— A guide to the big stories in science
Noble gases can measure the average temperature of the world’s oceans.
It would look nice in a drink, but the air bubbles in this 24,000 year-old ice core drilled from the Antarctic polar ice cap offer a new way to measure the average temperature of the oceans.
Measuring the average temperatures of the oceans is a diabolically difficult thing to do. While 90% of the planet’s heat is sunk into the oceans, it is unevenly distributed.
Bernhard Bereiter, of the Scripps Institution of Oceanography, and his colleagues measured the concentrations of noble gases within the air bubbles trapped within the ancient ice.
They believed noble gases like argon could provide a precise thermometer. Cool oceans absorb noble gases while warming oceans release them into the atmosphere. Because the noble gases don’t interact with other molecules, they just shuffle between the atmosphere, the ocean and back.

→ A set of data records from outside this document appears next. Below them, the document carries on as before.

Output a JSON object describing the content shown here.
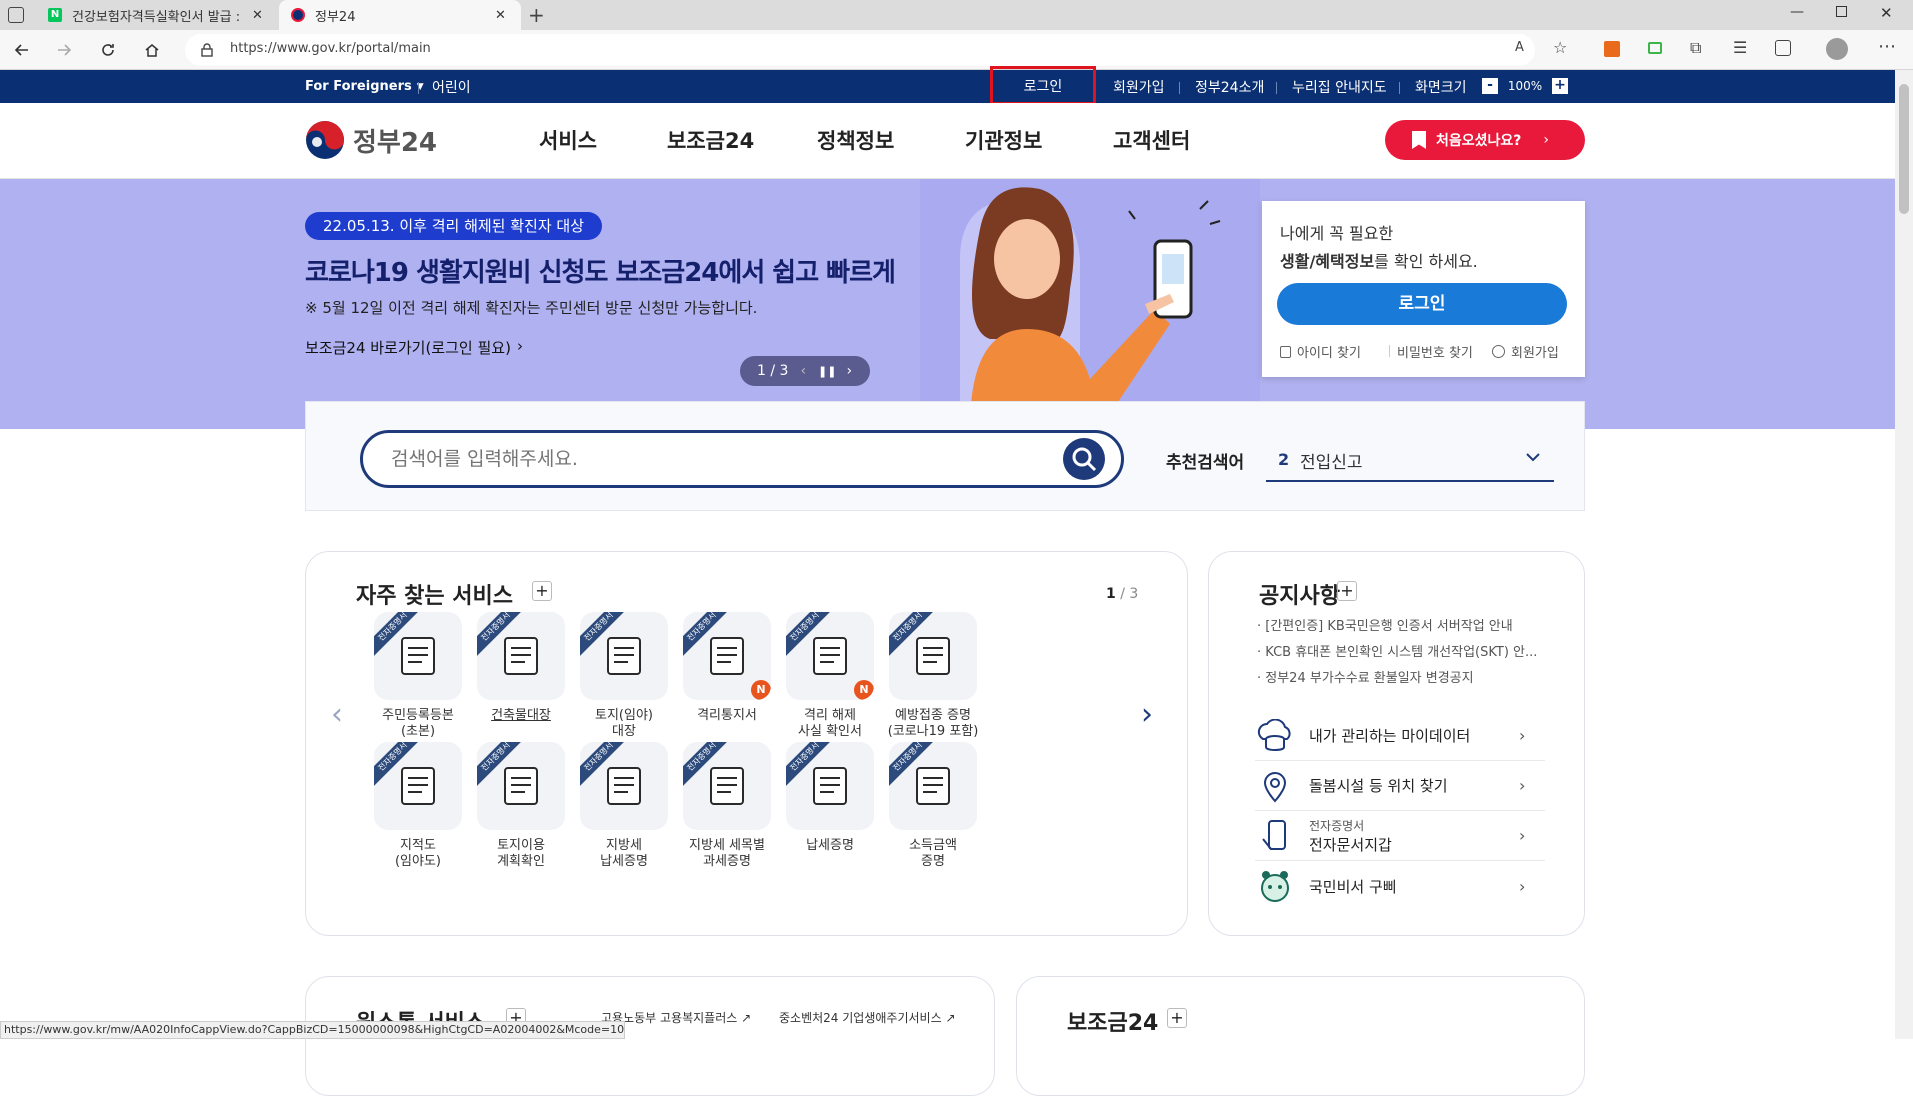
{
  "browser": {
    "tabs": [
      {
        "title": "건강보험자격득실확인서 발급 : 네"
      },
      {
        "title": "정부24"
      }
    ],
    "url": "https://www.gov.kr/portal/main",
    "status_url": "https://www.gov.kr/mw/AA020InfoCappView.do?CappBizCD=15000000098&HighCtgCD=A02004002&Mcode=10205"
  },
  "util_bar": {
    "for_foreigners": "For Foreigners",
    "kids": "어린이",
    "login": "로그인",
    "signup": "회원가입",
    "about": "정부24소개",
    "guide": "누리집 안내지도",
    "screen_size": "화면크기",
    "zoom": "100%",
    "minus": "-",
    "plus": "+"
  },
  "header": {
    "logo_text": "정부24",
    "menu": [
      "서비스",
      "보조금24",
      "정책정보",
      "기관정보",
      "고객센터"
    ],
    "first_visit": "처음오셨나요?"
  },
  "banner": {
    "badge": "22.05.13. 이후 격리 해제된 확진자 대상",
    "headline": "코로나19 생활지원비 신청도 보조금24에서 쉽고 빠르게",
    "note": "※ 5월 12일 이전 격리 해제 확진자는 주민센터 방문 신청만 가능합니다.",
    "link": "보조금24 바로가기(로그인 필요)",
    "pager": "1 / 3"
  },
  "login_box": {
    "line1": "나에게 꼭 필요한",
    "line2_bold": "생활/혜택정보",
    "line2_rest": "를 확인 하세요.",
    "button": "로그인",
    "find_id": "아이디 찾기",
    "find_pw": "비밀번호 찾기",
    "signup": "회원가입"
  },
  "search": {
    "placeholder": "검색어를 입력해주세요.",
    "recommend_label": "추천검색어",
    "recommend_rank": "2",
    "recommend_term": "전입신고"
  },
  "services": {
    "title": "자주 찾는 서비스",
    "page_current": "1",
    "page_total": " / 3",
    "ribbon": "전자증명서",
    "new_badge": "N",
    "items": [
      {
        "label1": "주민등록등본",
        "label2": "(초본)"
      },
      {
        "label1": "건축물대장",
        "label2": ""
      },
      {
        "label1": "토지(임야)",
        "label2": "대장"
      },
      {
        "label1": "격리통지서",
        "label2": ""
      },
      {
        "label1": "격리 해제",
        "label2": "사실 확인서"
      },
      {
        "label1": "예방접종 증명",
        "label2": "(코로나19 포함)"
      },
      {
        "label1": "지적도",
        "label2": "(임야도)"
      },
      {
        "label1": "토지이용",
        "label2": "계획확인"
      },
      {
        "label1": "지방세",
        "label2": "납세증명"
      },
      {
        "label1": "지방세 세목별",
        "label2": "과세증명"
      },
      {
        "label1": "납세증명",
        "label2": ""
      },
      {
        "label1": "소득금액",
        "label2": "증명"
      }
    ]
  },
  "notice": {
    "title": "공지사항",
    "items": [
      "[간편인증] KB국민은행 인증서 서버작업 안내",
      "KCB 휴대폰 본인확인 시스템 개선작업(SKT) 안...",
      "정부24 부가수수료 환불일자 변경공지"
    ],
    "links": [
      {
        "label": "내가 관리하는 마이데이터",
        "sub": ""
      },
      {
        "label": "돌봄시설 등 위치 찾기",
        "sub": ""
      },
      {
        "label": "전자문서지갑",
        "sub": "전자증명서"
      },
      {
        "label": "국민비서 구삐",
        "sub": ""
      }
    ]
  },
  "bottom": {
    "onestop_title": "원스톱 서비스",
    "onestop_link1": "고용노동부 고용복지플러스",
    "onestop_link2": "중소벤처24 기업생애주기서비스",
    "subsidy_title": "보조금24"
  },
  "colors": {
    "navy": "#0a2f73",
    "accent_red": "#e8193a",
    "banner_bg": "#b0b1f0",
    "login_blue": "#1a7ad8"
  }
}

“Our study clearly shows that the basic idea – the connection between the concentration of noble gases in the atmosphere and the average ocean temperature – is correct,” says Bereiter.

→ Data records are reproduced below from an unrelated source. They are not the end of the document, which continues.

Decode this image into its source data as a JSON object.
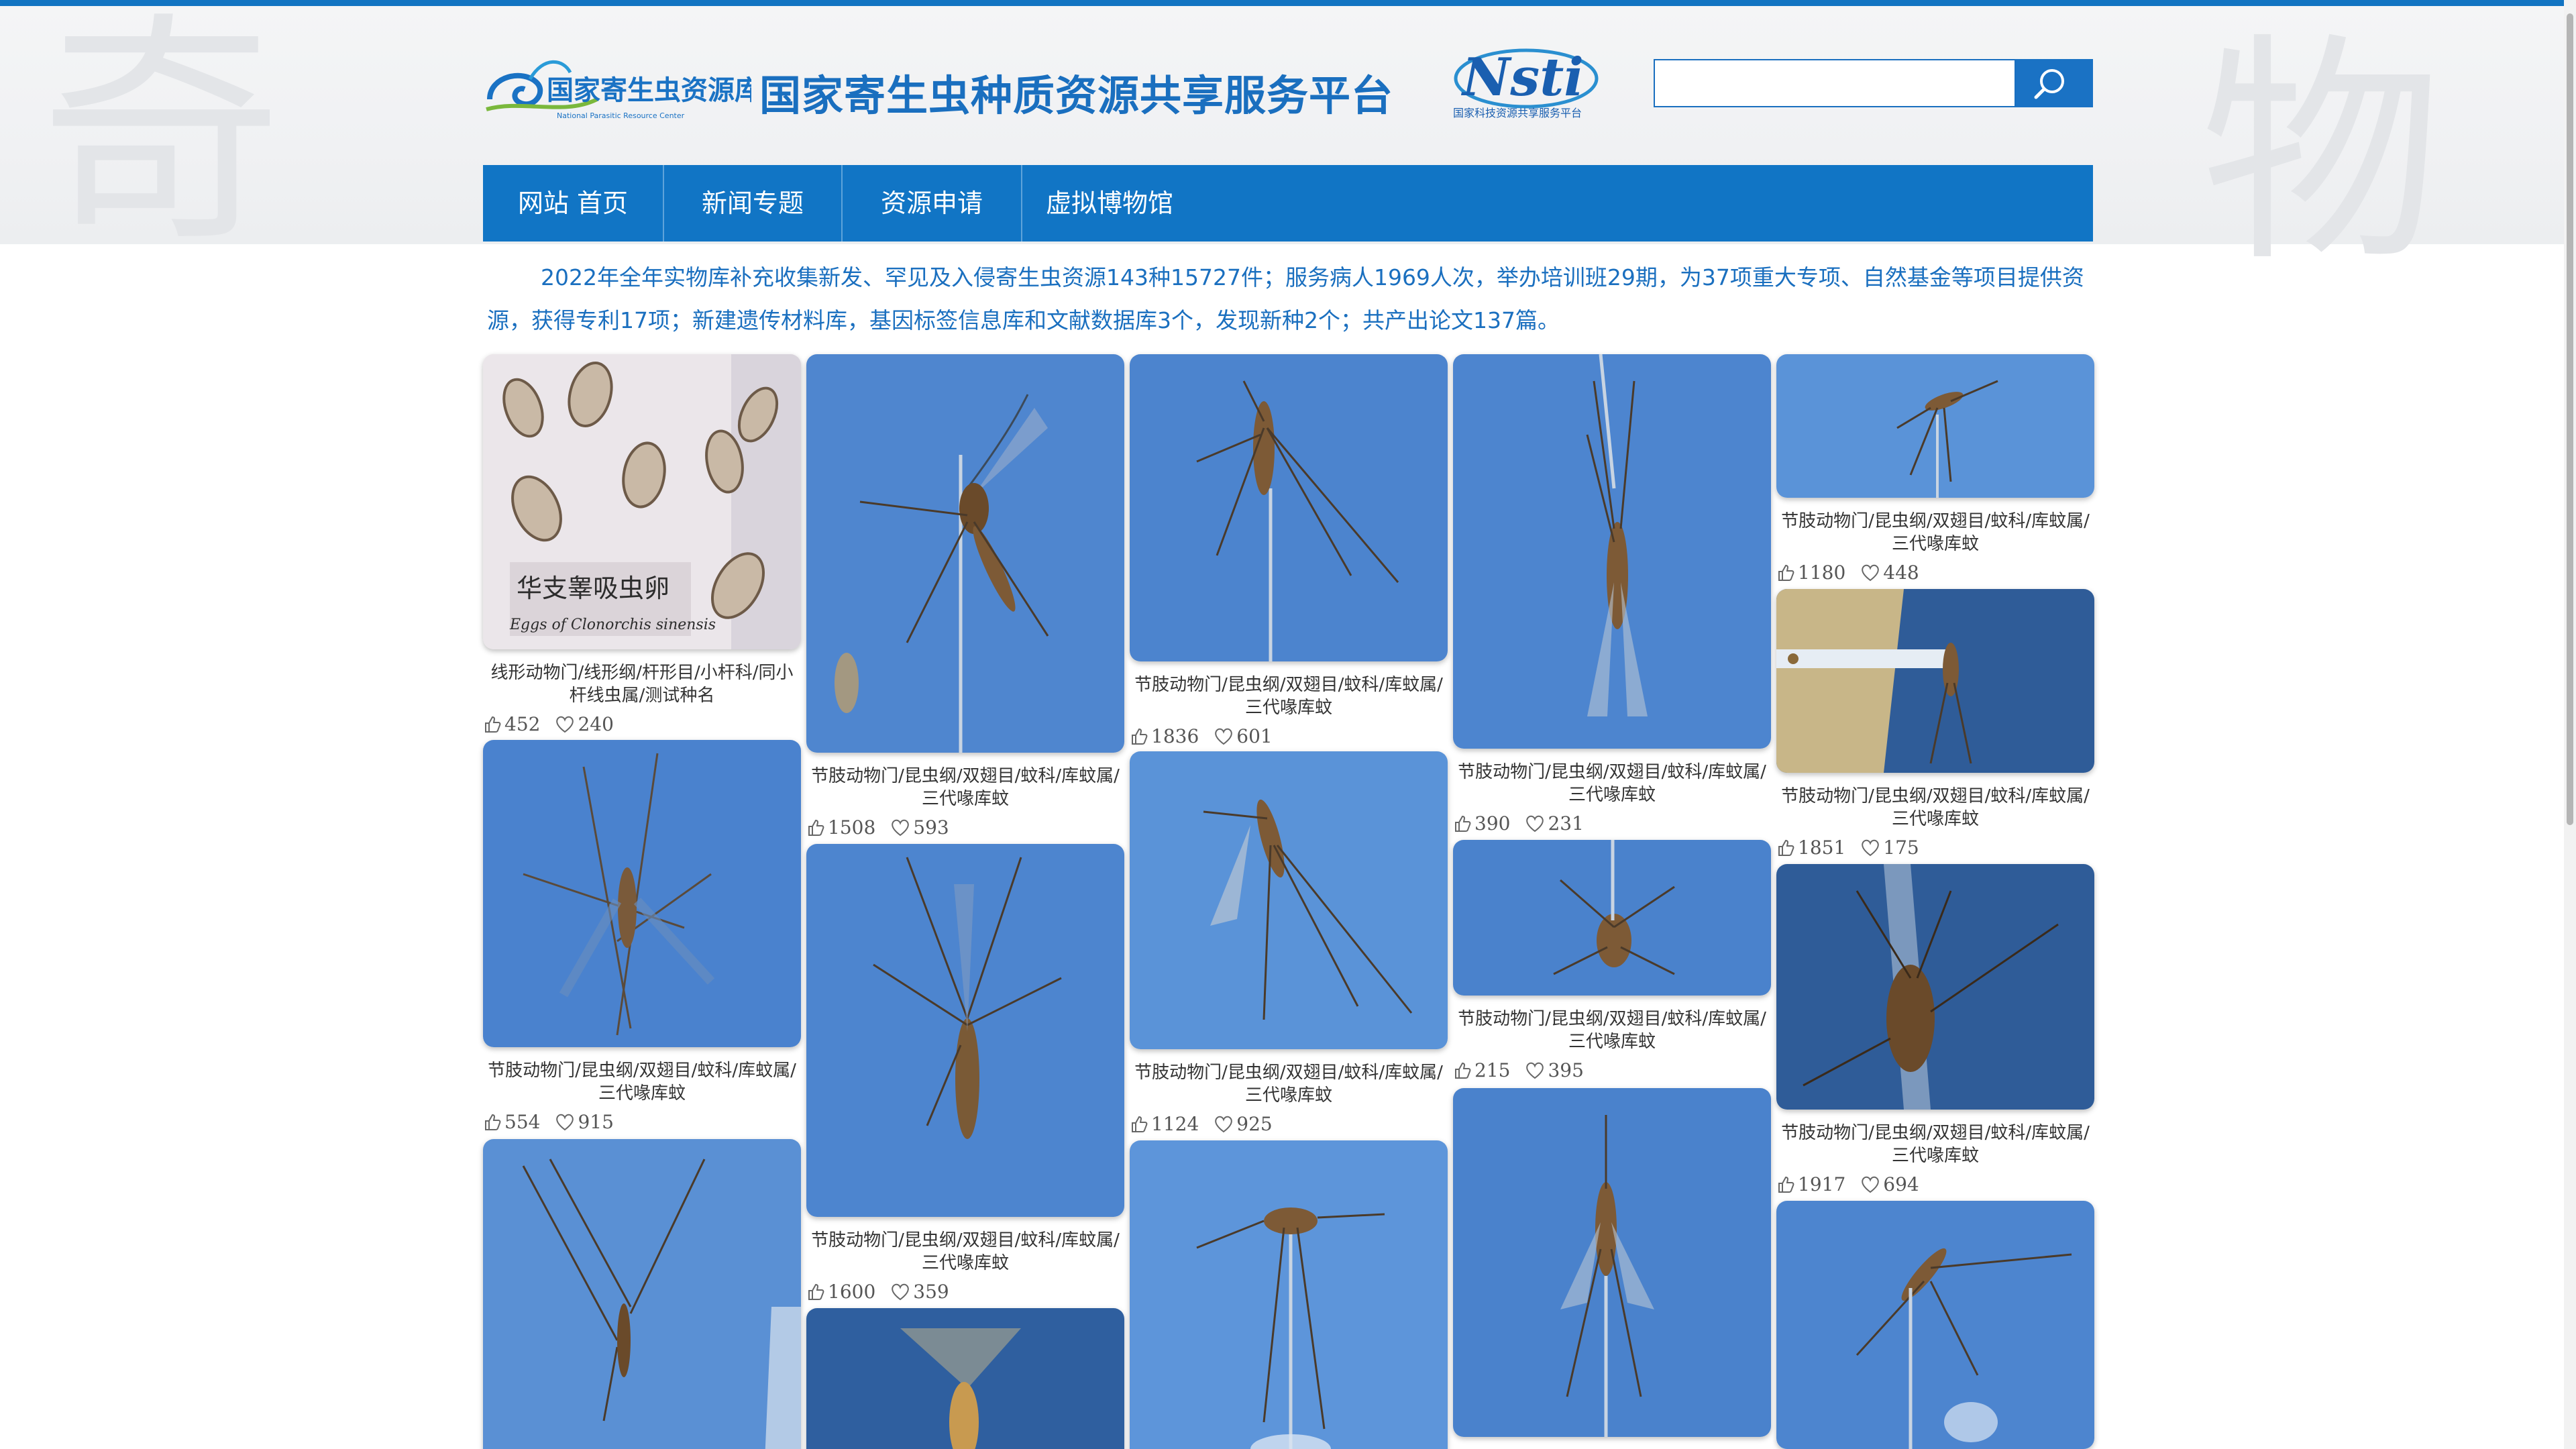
{
  "header": {
    "logo_text": "国家寄生虫资源库",
    "logo_subtext": "National Parasitic Resource Center",
    "site_title": "国家寄生虫种质资源共享服务平台",
    "partner_logo_text": "Nsti",
    "partner_logo_sub": "国家科技资源共享服务平台",
    "search_placeholder": "",
    "search_icon": "search-icon"
  },
  "nav": {
    "items": [
      {
        "label": "网站 首页"
      },
      {
        "label": "新闻专题"
      },
      {
        "label": "资源申请"
      },
      {
        "label": "虚拟博物馆"
      }
    ]
  },
  "intro": "2022年全年实物库补充收集新发、罕见及入侵寄生虫资源143种15727件；服务病人1969人次，举办培训班29期，为37项重大专项、自然基金等项目提供资源，获得专利17项；新建遗传材料库，基因标签信息库和文献数据库3个，发现新种2个；共产出论文137篇。",
  "colors": {
    "brand_blue": "#1175c5",
    "text_blue": "#1a6fbf",
    "photo_blue": "#4f86cf"
  },
  "cards": [
    {
      "caption": "线形动物门/线形纲/杆形目/小杆科/同小杆线虫属/测试种名",
      "likes": "452",
      "favs": "240",
      "photo_label": "华支睾吸虫卵",
      "photo_sub": "Eggs of Clonorchis sinensis"
    },
    {
      "caption": "节肢动物门/昆虫纲/双翅目/蚊科/库蚊属/三代喙库蚊",
      "likes": "554",
      "favs": "915"
    },
    {
      "caption": "节肢动物门/昆虫纲/双翅目/蚊科/库蚊属/三代喙库蚊",
      "likes": "1508",
      "favs": "593"
    },
    {
      "caption": "节肢动物门/昆虫纲/双翅目/蚊科/库蚊属/三代喙库蚊",
      "likes": "1600",
      "favs": "359"
    },
    {
      "caption": "节肢动物门/昆虫纲/双翅目/蚊科/库蚊属/三代喙库蚊",
      "likes": "1836",
      "favs": "601"
    },
    {
      "caption": "节肢动物门/昆虫纲/双翅目/蚊科/库蚊属/三代喙库蚊",
      "likes": "1124",
      "favs": "925"
    },
    {
      "caption": "节肢动物门/昆虫纲/双翅目/蚊科/库蚊属/三代喙库蚊",
      "likes": "390",
      "favs": "231"
    },
    {
      "caption": "节肢动物门/昆虫纲/双翅目/蚊科/库蚊属/三代喙库蚊",
      "likes": "215",
      "favs": "395"
    },
    {
      "caption": "节肢动物门/昆虫纲/双翅目/蚊科/库蚊属/三代喙库蚊",
      "likes": "1180",
      "favs": "448"
    },
    {
      "caption": "节肢动物门/昆虫纲/双翅目/蚊科/库蚊属/三代喙库蚊",
      "likes": "1851",
      "favs": "175"
    },
    {
      "caption": "节肢动物门/昆虫纲/双翅目/蚊科/库蚊属/三代喙库蚊",
      "likes": "1917",
      "favs": "694"
    }
  ]
}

The study, “Mean global ocean temperatures during the last glacial transition”, was published in Nature.